- Pesapane F, Nazzaro G, Coggi A, et al. Mór Cohen, better known as Moriz Kaposi. JAMA Dermatol. 2014;150(3):265.
- Ingber A. Why Kaposi and not Kohn? Am J Dermatopathol. 1983;5:103.
- Norman RA. The history of lupus erythematosus and discoid lupus: from Hippocrates to the present. Lupus Open Access. 2016;1:102.
- Rowell NR. Some historical aspects of skin disease in lupus erythematosus. Lupus. 1997;6(2):76–83.
- Barnett R. Case histories: systemic lupus erythematosus. The Lancet. 2016;387:1711.
- Scofield RH, Oates JC. The place of William Osler in the description of systemic lupus erythematosus. Am J Med Sci. 2009;338(5): 409–412.
- Holubar K. History of lupus erythematosus.

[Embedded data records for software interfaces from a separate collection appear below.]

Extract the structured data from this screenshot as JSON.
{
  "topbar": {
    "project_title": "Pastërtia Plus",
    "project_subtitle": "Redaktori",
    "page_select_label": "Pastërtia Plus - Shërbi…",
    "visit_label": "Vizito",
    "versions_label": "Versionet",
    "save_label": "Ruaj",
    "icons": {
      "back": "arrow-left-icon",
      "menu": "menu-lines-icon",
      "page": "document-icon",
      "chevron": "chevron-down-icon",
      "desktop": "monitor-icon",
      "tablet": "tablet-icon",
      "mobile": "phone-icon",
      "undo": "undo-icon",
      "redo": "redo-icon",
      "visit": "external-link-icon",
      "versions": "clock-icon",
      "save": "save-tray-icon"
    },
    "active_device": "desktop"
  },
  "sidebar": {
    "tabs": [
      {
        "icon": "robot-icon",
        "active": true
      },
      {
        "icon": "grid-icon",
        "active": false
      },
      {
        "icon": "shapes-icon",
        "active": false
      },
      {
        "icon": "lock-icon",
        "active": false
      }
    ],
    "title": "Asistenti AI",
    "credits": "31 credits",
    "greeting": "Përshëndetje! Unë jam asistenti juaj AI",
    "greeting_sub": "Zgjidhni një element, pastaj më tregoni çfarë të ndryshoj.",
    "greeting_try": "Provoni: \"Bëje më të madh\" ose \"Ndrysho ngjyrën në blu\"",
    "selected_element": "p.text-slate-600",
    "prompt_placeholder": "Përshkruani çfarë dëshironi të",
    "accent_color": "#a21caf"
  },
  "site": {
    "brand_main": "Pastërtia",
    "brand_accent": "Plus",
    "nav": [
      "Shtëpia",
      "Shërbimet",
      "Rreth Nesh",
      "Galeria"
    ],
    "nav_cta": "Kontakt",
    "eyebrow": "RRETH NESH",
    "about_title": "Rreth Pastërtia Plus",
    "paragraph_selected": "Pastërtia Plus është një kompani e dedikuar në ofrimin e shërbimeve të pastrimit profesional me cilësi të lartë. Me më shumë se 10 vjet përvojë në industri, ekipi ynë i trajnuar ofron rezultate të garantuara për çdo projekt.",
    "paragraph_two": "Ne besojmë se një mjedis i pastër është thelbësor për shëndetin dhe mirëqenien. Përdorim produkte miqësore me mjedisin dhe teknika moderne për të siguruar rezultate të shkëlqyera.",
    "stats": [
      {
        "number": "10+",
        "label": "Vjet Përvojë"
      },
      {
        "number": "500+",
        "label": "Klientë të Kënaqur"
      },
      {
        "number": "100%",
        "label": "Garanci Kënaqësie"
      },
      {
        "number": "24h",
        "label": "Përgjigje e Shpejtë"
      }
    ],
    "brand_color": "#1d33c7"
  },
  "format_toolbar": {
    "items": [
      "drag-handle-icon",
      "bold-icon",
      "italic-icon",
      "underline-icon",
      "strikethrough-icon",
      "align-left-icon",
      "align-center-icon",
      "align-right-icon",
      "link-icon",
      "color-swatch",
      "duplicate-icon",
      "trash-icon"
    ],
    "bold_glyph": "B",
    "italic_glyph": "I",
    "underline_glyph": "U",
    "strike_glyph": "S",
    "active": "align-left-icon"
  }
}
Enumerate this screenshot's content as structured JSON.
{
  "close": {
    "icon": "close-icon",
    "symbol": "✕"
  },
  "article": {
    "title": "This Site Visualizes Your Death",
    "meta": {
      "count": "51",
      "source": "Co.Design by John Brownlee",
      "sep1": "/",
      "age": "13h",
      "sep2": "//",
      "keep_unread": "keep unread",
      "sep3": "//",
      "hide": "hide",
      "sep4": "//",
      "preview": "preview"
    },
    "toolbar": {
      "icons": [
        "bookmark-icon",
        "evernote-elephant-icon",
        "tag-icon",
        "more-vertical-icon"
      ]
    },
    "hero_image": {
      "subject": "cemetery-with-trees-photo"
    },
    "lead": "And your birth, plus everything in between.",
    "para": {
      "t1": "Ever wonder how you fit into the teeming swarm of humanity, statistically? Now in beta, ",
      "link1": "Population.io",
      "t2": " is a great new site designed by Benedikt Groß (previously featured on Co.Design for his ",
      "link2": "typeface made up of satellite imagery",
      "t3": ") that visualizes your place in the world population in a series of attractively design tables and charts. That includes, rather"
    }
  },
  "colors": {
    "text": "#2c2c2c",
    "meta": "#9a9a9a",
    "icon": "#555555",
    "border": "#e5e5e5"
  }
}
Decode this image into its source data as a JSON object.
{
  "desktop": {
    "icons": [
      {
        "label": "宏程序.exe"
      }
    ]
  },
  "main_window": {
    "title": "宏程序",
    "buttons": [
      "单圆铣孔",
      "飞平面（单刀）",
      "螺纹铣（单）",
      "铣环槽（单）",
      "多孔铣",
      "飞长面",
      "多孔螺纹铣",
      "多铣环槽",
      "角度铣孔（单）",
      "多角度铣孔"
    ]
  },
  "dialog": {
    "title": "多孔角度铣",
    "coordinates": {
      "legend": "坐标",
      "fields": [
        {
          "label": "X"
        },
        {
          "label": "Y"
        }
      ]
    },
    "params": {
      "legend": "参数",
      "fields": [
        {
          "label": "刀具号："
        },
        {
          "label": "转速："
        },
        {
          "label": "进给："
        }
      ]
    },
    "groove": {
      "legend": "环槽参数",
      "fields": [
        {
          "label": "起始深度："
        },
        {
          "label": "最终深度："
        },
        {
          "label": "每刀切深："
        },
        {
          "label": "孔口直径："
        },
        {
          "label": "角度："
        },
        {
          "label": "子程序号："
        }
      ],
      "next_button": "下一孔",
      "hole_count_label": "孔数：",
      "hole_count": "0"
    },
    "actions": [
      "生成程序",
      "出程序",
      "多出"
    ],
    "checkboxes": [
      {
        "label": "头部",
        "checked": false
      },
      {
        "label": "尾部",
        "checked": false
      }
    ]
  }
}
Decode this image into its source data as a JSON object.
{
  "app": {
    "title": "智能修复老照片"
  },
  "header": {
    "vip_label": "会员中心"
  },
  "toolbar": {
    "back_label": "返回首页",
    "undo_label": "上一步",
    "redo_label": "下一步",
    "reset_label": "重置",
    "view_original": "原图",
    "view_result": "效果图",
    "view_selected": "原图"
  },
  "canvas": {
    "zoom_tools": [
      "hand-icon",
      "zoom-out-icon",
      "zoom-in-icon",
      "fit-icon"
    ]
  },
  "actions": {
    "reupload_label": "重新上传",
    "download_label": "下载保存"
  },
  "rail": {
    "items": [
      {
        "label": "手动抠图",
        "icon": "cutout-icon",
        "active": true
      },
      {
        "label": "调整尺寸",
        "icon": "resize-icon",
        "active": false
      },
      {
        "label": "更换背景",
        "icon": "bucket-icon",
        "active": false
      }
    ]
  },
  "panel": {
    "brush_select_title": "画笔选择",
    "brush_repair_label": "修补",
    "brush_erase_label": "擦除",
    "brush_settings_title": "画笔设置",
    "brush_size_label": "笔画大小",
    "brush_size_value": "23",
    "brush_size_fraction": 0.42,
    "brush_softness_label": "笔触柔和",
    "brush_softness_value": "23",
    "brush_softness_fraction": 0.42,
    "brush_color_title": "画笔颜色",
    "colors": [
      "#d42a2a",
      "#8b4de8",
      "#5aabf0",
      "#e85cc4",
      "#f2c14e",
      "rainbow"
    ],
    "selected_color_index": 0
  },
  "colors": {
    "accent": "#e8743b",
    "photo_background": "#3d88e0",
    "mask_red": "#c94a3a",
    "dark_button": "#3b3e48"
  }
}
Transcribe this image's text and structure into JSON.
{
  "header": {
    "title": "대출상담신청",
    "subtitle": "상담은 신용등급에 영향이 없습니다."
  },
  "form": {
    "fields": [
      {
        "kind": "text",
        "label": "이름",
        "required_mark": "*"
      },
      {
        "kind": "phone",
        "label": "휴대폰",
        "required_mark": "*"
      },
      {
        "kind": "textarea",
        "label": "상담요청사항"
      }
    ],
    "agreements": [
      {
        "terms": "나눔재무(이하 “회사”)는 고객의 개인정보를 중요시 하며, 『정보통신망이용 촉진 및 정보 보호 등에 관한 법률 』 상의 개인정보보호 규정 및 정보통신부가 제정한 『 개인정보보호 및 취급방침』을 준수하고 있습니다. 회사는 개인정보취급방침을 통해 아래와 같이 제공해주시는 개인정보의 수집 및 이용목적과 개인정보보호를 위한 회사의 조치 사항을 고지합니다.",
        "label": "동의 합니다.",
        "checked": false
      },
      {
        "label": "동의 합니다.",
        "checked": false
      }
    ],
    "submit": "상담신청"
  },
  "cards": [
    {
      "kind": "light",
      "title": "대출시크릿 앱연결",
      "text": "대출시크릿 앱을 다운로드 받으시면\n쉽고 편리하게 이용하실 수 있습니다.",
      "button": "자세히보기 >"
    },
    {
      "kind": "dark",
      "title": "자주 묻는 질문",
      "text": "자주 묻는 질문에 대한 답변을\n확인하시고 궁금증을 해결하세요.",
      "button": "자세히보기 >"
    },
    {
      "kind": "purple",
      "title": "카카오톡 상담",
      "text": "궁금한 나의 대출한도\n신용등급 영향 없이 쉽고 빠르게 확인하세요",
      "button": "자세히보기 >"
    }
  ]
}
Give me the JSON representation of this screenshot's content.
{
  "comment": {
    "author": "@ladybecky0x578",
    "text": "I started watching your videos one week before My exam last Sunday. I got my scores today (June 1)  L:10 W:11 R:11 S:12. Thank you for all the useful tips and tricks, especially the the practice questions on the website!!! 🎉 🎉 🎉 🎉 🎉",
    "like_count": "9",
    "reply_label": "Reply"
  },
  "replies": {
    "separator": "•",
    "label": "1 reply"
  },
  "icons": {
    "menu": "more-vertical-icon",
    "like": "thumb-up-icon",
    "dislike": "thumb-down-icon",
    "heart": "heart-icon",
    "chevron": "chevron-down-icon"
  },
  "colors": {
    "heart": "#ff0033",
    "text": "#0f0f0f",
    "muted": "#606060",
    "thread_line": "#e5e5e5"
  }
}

Acta Dermatoven APA. 2006;15(4):191–194.
- Holubar K, Fatovic-Ferencic S. Moriz Kaposi. 1837–1902: A historical reappraisal.
The author thanks Jane Salmon, MD, for her extensive review of Dr. Kaposi’s seminal work in identifying systemic lupus erythematosus.